On This Day…February 6th
On the night of February 6, 1941, this Wellington Mk.IC (No. RAF L7842) belonging to No. 311 (Czechoslovakian) Squadron RAF flew on a mission to bomb a target in the area of Boulogne, France. During the sortie, the aircraft had to force land (there is no evidence of whether this was due to aircraft malfunction or German malfeasance) and so ended up undamaged in enemy hands. The Czech crew were taken prisoner and the bomber was ferried from the landing site to the Luftwaffe's Test Facility at Rechlin, where it underwent a full series of flight tests. The Wellington was assigned the German code T+KX and tested at Erprobungsstelle, where various captured aircraft were in service (the RAF equivalent, No. 1426 Flight RAF, was affectionately known as ‘the Rafwaffe’).
One of the members of the Wellington crew, Flight Lieutenant Ernst Valenta , took part in the (in)famous ‘Great Escape’ made by Allied Air Force pilots from Stalag Luft III, the German prisoner-of-war camp in Poland, on March 24, 1944. He was captured by the Germans and executed by shooting on March 31, 1944. His memorial stone is seen below (middle, right).
Source: ‘Aeroplane’ February 6th 1942.
The Fw 190A-6 (Werks Number 550885) of Lt. Hans Dortenmann, 2./JG 54, Orscha Süd in Russia, 6th February 1944. This Winter ‘Shrike’ was painted with washable white paint and colourisation shows the underlying RLM 74/75/76.
Dortenmann had to land his ‘Black 7’ 190 ‘wheels up’ and without 3ft of his port wing (not immediately obvious in this photo because of the ground crew standing in front it), missing due to having rammed/misjudged his attack on a Russian fighter, an La-5 that was his first victory of 38.
February 6th 1933 saw the first flight of the Kawanishi E7K, a Japanese three-seat biplane reconnaissance floatplane.
Sgt. David Heyhoe with ‘Treo’ in Afghanistan, February 6th, 2010.
Eight-year-old Treo received the ‘Dickin’ medal medal in a ceremony at the Imperial War Museum in London for twice locating bombs in the Helmand province. Good lad.
USS Louisville (CA-28) about to entering Mare Island Navy Yard California, United States for repairs on 6th February, 1945; annotations on the photograph highlight the damage sustained on 6 Jan 1945 by kamikaze attacks (see video below).
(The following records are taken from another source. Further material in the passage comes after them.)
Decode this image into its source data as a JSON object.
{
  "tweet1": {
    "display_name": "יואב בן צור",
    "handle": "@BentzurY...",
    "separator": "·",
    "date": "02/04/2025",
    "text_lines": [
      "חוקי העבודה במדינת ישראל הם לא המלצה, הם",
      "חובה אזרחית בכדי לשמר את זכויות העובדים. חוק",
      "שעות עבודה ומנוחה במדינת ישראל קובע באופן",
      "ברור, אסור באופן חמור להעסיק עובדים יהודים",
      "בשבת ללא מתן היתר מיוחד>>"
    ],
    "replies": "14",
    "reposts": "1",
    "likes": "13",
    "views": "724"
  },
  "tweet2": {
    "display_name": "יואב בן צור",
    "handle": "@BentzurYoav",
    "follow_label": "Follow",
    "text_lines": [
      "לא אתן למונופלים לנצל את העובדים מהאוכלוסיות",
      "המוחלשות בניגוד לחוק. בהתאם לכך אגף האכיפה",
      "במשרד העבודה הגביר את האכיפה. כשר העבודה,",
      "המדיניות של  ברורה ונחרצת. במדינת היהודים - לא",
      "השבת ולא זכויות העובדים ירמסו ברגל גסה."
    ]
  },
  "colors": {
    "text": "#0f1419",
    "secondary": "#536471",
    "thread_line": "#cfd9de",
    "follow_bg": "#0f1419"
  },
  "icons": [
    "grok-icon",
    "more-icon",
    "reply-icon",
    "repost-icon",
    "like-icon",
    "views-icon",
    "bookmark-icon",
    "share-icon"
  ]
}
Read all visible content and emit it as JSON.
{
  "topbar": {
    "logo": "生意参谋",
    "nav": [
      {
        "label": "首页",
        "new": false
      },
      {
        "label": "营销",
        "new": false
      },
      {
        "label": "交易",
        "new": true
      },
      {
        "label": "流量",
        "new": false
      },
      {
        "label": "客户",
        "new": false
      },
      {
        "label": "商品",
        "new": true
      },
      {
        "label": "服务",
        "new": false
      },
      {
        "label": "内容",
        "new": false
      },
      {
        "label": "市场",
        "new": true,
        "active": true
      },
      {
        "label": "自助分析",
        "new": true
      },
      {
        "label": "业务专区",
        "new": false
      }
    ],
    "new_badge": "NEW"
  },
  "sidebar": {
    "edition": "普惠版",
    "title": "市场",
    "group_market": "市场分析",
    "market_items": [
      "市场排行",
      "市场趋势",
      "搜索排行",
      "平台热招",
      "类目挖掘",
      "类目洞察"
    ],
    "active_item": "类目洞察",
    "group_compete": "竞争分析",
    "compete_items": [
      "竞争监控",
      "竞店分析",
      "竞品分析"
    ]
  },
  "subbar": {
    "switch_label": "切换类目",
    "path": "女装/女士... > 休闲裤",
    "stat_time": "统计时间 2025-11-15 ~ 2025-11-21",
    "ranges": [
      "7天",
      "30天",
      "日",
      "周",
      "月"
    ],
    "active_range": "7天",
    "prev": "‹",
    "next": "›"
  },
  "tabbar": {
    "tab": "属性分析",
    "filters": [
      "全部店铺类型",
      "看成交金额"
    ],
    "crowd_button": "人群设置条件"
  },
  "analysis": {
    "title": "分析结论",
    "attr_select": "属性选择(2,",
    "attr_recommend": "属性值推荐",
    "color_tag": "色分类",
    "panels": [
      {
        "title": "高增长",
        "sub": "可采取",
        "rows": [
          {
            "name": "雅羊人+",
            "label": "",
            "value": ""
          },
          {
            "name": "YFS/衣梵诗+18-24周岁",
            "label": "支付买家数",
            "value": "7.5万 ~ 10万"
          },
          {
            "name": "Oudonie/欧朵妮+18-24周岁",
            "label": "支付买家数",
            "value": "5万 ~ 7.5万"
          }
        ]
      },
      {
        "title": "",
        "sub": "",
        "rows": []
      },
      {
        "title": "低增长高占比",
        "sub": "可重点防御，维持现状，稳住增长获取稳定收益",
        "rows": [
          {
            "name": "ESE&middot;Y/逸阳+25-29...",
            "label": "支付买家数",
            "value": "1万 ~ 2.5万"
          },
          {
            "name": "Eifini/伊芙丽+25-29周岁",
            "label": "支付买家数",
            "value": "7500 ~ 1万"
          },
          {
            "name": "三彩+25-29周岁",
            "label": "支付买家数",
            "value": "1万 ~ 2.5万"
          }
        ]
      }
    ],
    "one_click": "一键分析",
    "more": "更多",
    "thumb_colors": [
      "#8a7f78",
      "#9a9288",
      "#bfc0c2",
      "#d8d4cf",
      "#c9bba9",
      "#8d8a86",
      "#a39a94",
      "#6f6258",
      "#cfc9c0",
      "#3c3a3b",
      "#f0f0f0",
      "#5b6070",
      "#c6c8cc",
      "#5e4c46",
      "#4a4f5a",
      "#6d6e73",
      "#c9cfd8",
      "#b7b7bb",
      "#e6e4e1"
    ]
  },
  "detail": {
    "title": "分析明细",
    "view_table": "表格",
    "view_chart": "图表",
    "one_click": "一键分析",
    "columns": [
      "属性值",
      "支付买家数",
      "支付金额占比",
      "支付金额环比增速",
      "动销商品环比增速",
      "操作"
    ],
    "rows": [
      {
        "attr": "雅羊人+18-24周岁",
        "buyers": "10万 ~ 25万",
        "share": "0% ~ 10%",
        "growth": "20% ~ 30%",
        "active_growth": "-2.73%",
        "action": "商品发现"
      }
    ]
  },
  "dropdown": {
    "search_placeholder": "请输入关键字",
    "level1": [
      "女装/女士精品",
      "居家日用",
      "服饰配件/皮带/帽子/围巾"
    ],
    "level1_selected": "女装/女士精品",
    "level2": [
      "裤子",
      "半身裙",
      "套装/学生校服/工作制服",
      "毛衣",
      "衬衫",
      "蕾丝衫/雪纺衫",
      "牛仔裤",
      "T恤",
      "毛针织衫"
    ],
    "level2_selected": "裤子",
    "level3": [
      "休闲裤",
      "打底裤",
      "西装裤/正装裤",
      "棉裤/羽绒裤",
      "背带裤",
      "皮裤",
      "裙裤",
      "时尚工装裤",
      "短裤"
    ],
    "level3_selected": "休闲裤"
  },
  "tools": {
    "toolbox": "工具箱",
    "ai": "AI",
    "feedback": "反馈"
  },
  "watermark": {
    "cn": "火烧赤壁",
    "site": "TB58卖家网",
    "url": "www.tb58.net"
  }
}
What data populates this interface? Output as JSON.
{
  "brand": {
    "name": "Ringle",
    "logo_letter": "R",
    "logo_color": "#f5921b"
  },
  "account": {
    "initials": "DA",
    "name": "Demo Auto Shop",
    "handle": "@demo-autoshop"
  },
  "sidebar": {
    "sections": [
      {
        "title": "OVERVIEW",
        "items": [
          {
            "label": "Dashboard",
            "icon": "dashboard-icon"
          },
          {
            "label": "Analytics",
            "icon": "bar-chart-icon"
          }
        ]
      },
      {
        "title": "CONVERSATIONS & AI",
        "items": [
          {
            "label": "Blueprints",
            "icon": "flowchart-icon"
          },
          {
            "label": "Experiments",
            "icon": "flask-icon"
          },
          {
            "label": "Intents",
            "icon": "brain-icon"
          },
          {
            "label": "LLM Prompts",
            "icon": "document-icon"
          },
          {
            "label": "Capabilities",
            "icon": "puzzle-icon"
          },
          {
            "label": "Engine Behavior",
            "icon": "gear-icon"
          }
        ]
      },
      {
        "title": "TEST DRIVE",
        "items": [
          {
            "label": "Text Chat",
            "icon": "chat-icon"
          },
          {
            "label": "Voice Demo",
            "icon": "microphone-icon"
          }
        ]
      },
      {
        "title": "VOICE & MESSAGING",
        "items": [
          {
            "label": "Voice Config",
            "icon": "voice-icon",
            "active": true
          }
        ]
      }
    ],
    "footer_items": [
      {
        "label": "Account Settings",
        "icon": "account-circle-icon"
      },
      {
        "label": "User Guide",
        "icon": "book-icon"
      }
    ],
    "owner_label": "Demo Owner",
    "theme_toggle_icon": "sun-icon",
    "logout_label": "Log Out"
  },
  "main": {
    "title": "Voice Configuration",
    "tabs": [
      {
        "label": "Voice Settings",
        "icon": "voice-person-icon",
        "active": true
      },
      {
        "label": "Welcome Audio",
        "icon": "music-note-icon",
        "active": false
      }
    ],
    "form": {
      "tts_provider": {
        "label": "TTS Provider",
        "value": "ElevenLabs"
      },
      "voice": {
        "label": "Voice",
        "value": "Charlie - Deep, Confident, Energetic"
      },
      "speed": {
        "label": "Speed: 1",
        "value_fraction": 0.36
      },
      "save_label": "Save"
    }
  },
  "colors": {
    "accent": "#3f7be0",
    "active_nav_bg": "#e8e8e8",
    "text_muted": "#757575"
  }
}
Battleship USS Wisconsin firing her turret no. 3 guns against Iraqi positions in southern Kuwait during Desert Storm, 6th February, 1991.
On a rehearsal for manoeuvres on D-Day, the unmarked Hurricane above was lost while being flown by F/Lt Arthur Woodgate in the north of Scotland alongside fellow Hurricane pilot W/O J.E. Stephen. Both lost on 6th February 1944; the inscription, “Someday we will understand” is something we can only hope for. Looking closely, you can see that the cairn erected on the site of the crash still has pieces of the Hurricane scattered on top of it.
I thought the first photo was a recent 'warbird' shot.
Yes, difficult one at first, - I believe it IS the original Wellington colorised.
That's a heck of a colorization. I've used Photoshop before on some restorations and this one looks superb. And another great Dio idea to boot!
I think the "T-KX" on the Wellington is the original RAF squadron codes, since they are the proper size and color and are positioned correctly. The Germans often keep the Allied codes on captured airplanes they flew.
Great set of photos, Doctor Dave!
That Wellington photo is awesome, colourised or not!
Cool - another idea for a different scheme. Thanx for sharing. As I work through future projects in my mind, some rafwaffe as well as some 109's in US, English and other colours lure in the dark corners, but still I have to work on my modelling patience (and skill) 🙂